§ The problem
Reproduce every line in the material below that holds "icon".

§ Extracted records
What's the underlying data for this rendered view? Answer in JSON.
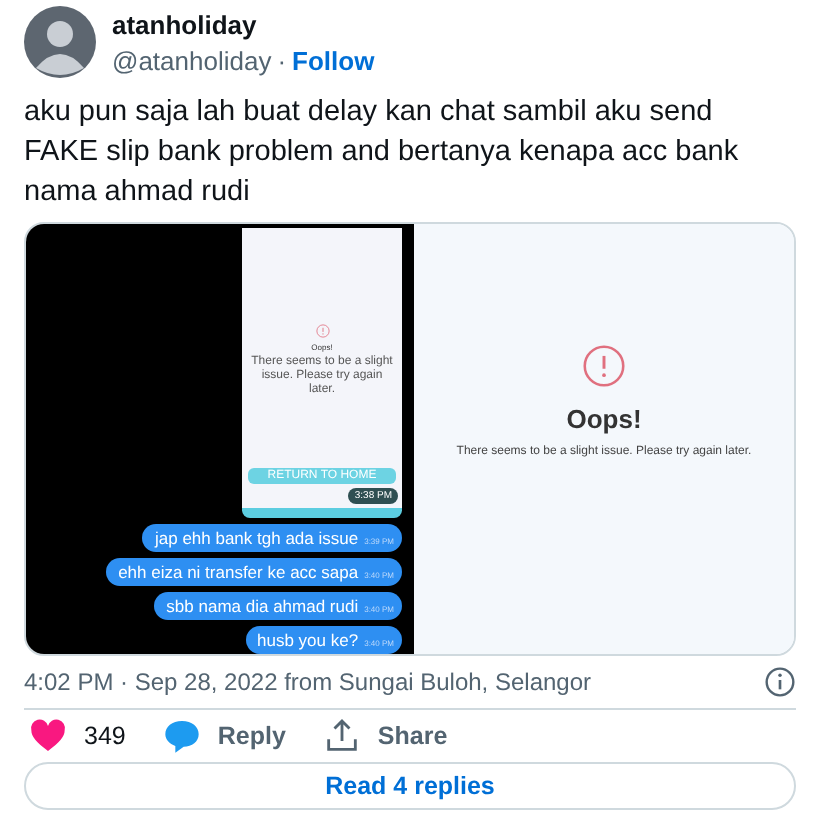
{
  "author": {
    "name": "atanholiday",
    "handle": "@atanholiday",
    "separator": "·",
    "follow": "Follow"
  },
  "text": "aku pun saja lah buat delay kan chat sambil aku send FAKE slip bank problem and bertanya kenapa acc bank nama ahmad rudi",
  "media": {
    "phone": {
      "title": "Oops!",
      "message": "There seems to be a slight issue. Please try again later.",
      "button": "RETURN TO HOME",
      "time": "3:38 PM"
    },
    "messages": [
      {
        "text": "jap ehh bank tgh ada issue",
        "time": "3:39 PM"
      },
      {
        "text": "ehh eiza ni transfer ke acc sapa",
        "time": "3:40 PM"
      },
      {
        "text": "sbb nama dia ahmad rudi",
        "time": "3:40 PM"
      },
      {
        "text": "husb you ke?",
        "time": "3:40 PM"
      }
    ],
    "error": {
      "title": "Oops!",
      "message": "There seems to be a slight issue. Please try again later."
    }
  },
  "meta": {
    "time": "4:02 PM · Sep 28, 2022 from Sungai Buloh, Selangor"
  },
  "actions": [
    {
      "kind": "like",
      "label": "349"
    },
    {
      "kind": "reply",
      "label": "Reply"
    },
    {
      "kind": "share",
      "label": "Share"
    }
  ],
  "replies_button": "Read 4 replies"
}
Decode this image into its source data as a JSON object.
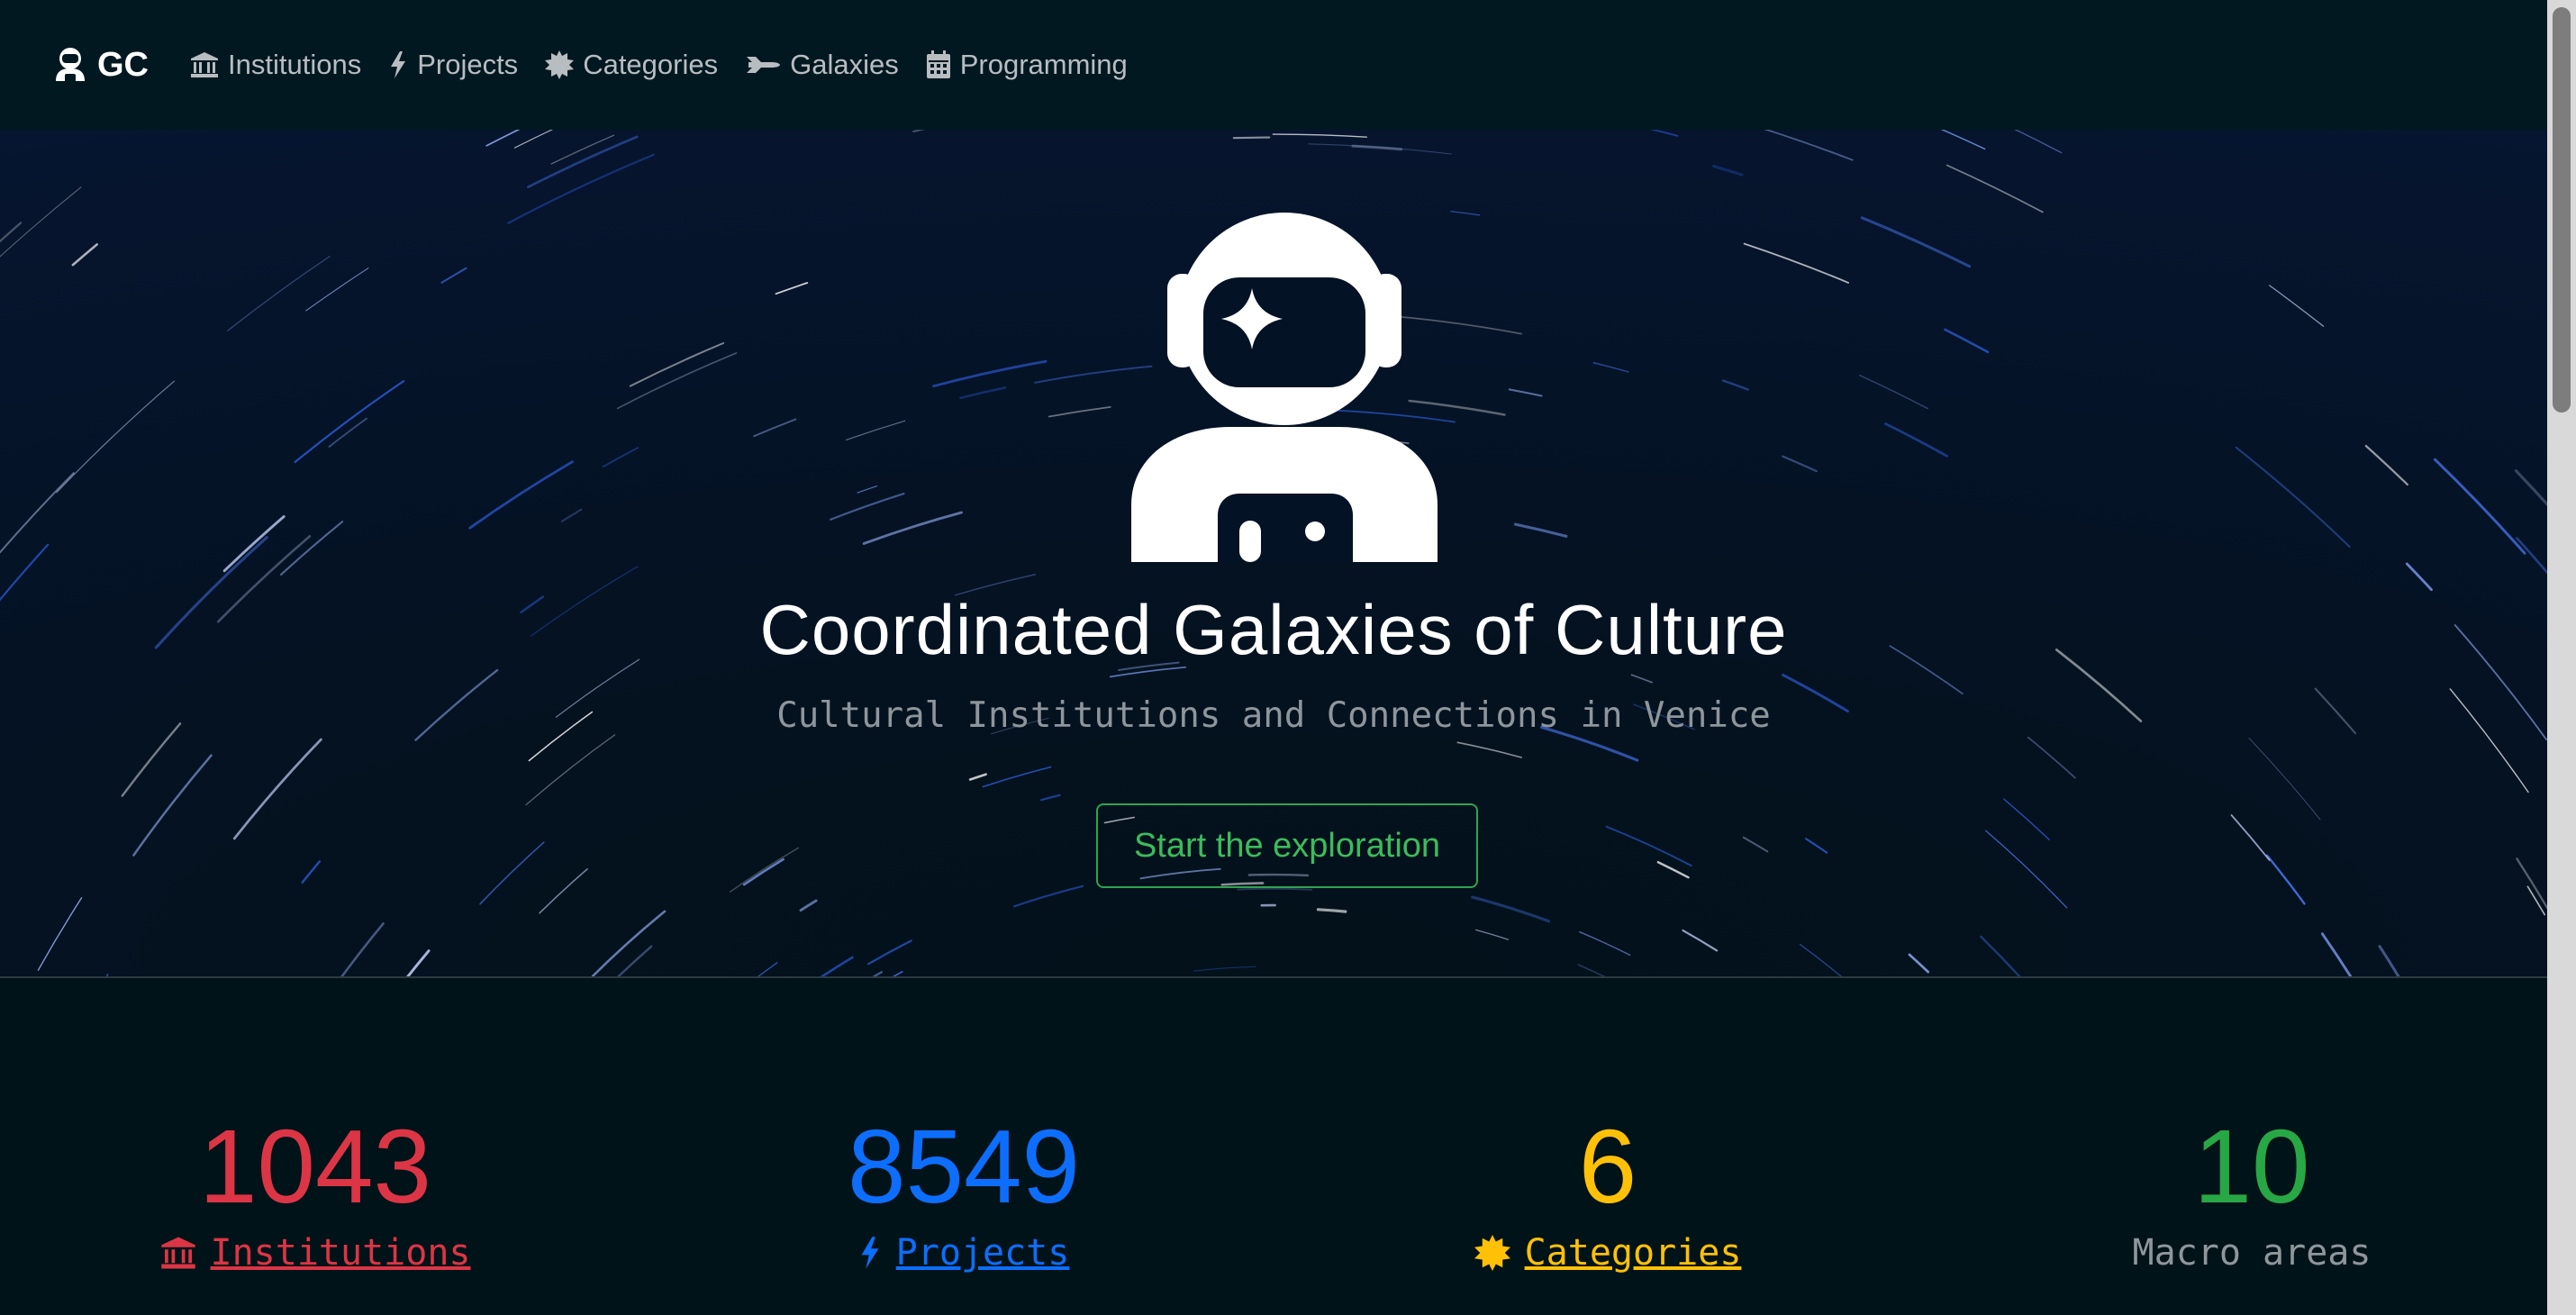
{
  "navbar": {
    "brand": "GC",
    "items": [
      {
        "label": "Institutions",
        "icon": "bank-icon"
      },
      {
        "label": "Projects",
        "icon": "bolt-icon"
      },
      {
        "label": "Categories",
        "icon": "sun-icon"
      },
      {
        "label": "Galaxies",
        "icon": "shuttle-icon"
      },
      {
        "label": "Programming",
        "icon": "calendar-icon"
      }
    ]
  },
  "hero": {
    "title": "Coordinated Galaxies of Culture",
    "subtitle": "Cultural Institutions and Connections in Venice",
    "cta_label": "Start the exploration"
  },
  "stats": [
    {
      "value": "1043",
      "label": "Institutions",
      "color": "#dc3545",
      "icon": "bank-icon"
    },
    {
      "value": "8549",
      "label": "Projects",
      "color": "#0d6efd",
      "icon": "bolt-icon"
    },
    {
      "value": "6",
      "label": "Categories",
      "color": "#ffc107",
      "icon": "sun-icon"
    },
    {
      "value": "10",
      "label": "Macro areas",
      "color": "#28a745",
      "icon": ""
    }
  ],
  "colors": {
    "background": "#001318",
    "navbar": "#011820",
    "nav_text": "#b8bdc1",
    "cta": "#3dbb5c"
  }
}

§ Answer area
        "icon": "bank-icon"
        "icon": "bolt-icon"
        "icon": "sun-icon"
        "icon": "shuttle-icon"
        "icon": "calendar-icon"
      "icon": "bank-icon"
      "icon": "bolt-icon"
      "icon": "sun-icon"
      "icon": ""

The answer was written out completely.